**EXERCISE DETAILS**
Within the records, which lines hold the string "CharSequence"? Report each one by copying it.

**PROVIDED RECORDS**
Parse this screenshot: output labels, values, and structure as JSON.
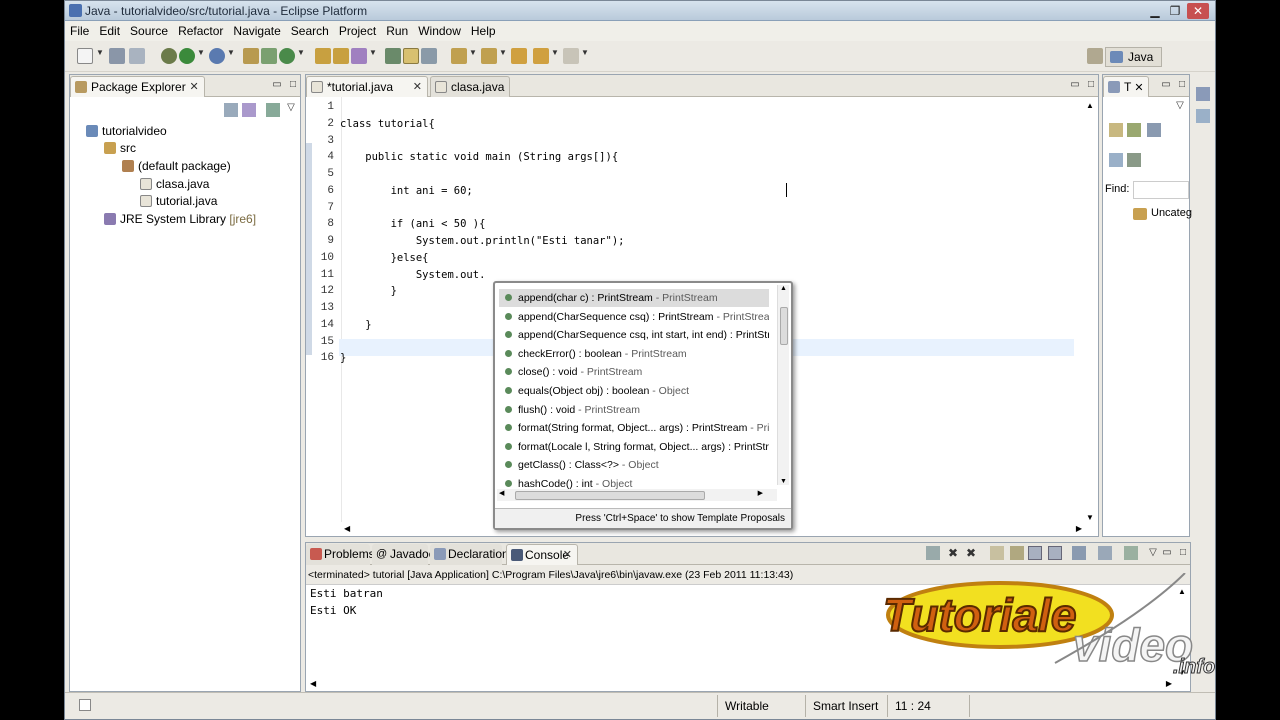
{
  "window": {
    "title": "Java - tutorialvideo/src/tutorial.java - Eclipse Platform"
  },
  "menu": [
    "File",
    "Edit",
    "Source",
    "Refactor",
    "Navigate",
    "Search",
    "Project",
    "Run",
    "Window",
    "Help"
  ],
  "perspective": {
    "label": "Java"
  },
  "package_explorer": {
    "title": "Package Explorer",
    "tree": [
      {
        "label": "tutorialvideo",
        "depth": 0
      },
      {
        "label": "src",
        "depth": 1
      },
      {
        "label": "(default package)",
        "depth": 2
      },
      {
        "label": "clasa.java",
        "depth": 3
      },
      {
        "label": "tutorial.java",
        "depth": 3
      },
      {
        "label": "JRE System Library",
        "suffix": "[jre6]",
        "depth": 1
      }
    ]
  },
  "editor": {
    "tabs": [
      {
        "label": "*tutorial.java"
      },
      {
        "label": "clasa.java"
      }
    ],
    "lines": [
      {
        "n": "1",
        "code": ""
      },
      {
        "n": "2",
        "code": "class tutorial{"
      },
      {
        "n": "3",
        "code": ""
      },
      {
        "n": "4",
        "code": "    public static void main (String args[]){"
      },
      {
        "n": "5",
        "code": ""
      },
      {
        "n": "6",
        "code": "        int ani = 60;"
      },
      {
        "n": "7",
        "code": ""
      },
      {
        "n": "8",
        "code": "        if (ani < 50 ){"
      },
      {
        "n": "9",
        "code": "            System.out.println(\"Esti tanar\");"
      },
      {
        "n": "10",
        "code": "        }else{"
      },
      {
        "n": "11",
        "code": "            System.out."
      },
      {
        "n": "12",
        "code": "        }"
      },
      {
        "n": "13",
        "code": ""
      },
      {
        "n": "14",
        "code": "    }"
      },
      {
        "n": "15",
        "code": ""
      },
      {
        "n": "16",
        "code": "}"
      }
    ]
  },
  "autocomplete": {
    "items": [
      {
        "sig": "append(char c) : PrintStream",
        "owner": " - PrintStream"
      },
      {
        "sig": "append(CharSequence csq) : PrintStream",
        "owner": " - PrintStream"
      },
      {
        "sig": "append(CharSequence csq, int start, int end) : PrintStream",
        "owner": ""
      },
      {
        "sig": "checkError() : boolean",
        "owner": " - PrintStream"
      },
      {
        "sig": "close() : void",
        "owner": " - PrintStream"
      },
      {
        "sig": "equals(Object obj) : boolean",
        "owner": " - Object"
      },
      {
        "sig": "flush() : void",
        "owner": " - PrintStream"
      },
      {
        "sig": "format(String format, Object... args) : PrintStream",
        "owner": " - PrintS"
      },
      {
        "sig": "format(Locale l, String format, Object... args) : PrintStrean",
        "owner": ""
      },
      {
        "sig": "getClass() : Class<?>",
        "owner": " - Object"
      },
      {
        "sig": "hashCode() : int",
        "owner": " - Object"
      }
    ],
    "footer": "Press 'Ctrl+Space' to show Template Proposals"
  },
  "outline": {
    "tab": "T",
    "find_label": "Find:",
    "category": "Uncateg"
  },
  "bottom": {
    "tabs": [
      "Problems",
      "Javadoc",
      "Declaration",
      "Console"
    ],
    "console_header": "<terminated> tutorial [Java Application] C:\\Program Files\\Java\\jre6\\bin\\javaw.exe (23 Feb 2011 11:13:43)",
    "output": [
      "Esti batran",
      "Esti OK"
    ]
  },
  "status": {
    "writable": "Writable",
    "insert": "Smart Insert",
    "position": "11 : 24"
  },
  "watermark": {
    "text": "Tutoriale",
    "text2": "video",
    "text3": ".info"
  },
  "colors": {
    "titlebar": "#c9d8e6",
    "chrome": "#eceae4",
    "selection": "#e8f2fe",
    "string": "#2a00ff",
    "field": "#0000c0"
  }
}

**OUTPUT OF THE EXERCISE**
        "sig": "append(CharSequence csq) : PrintStream",
        "sig": "append(CharSequence csq, int start, int end) : PrintStream",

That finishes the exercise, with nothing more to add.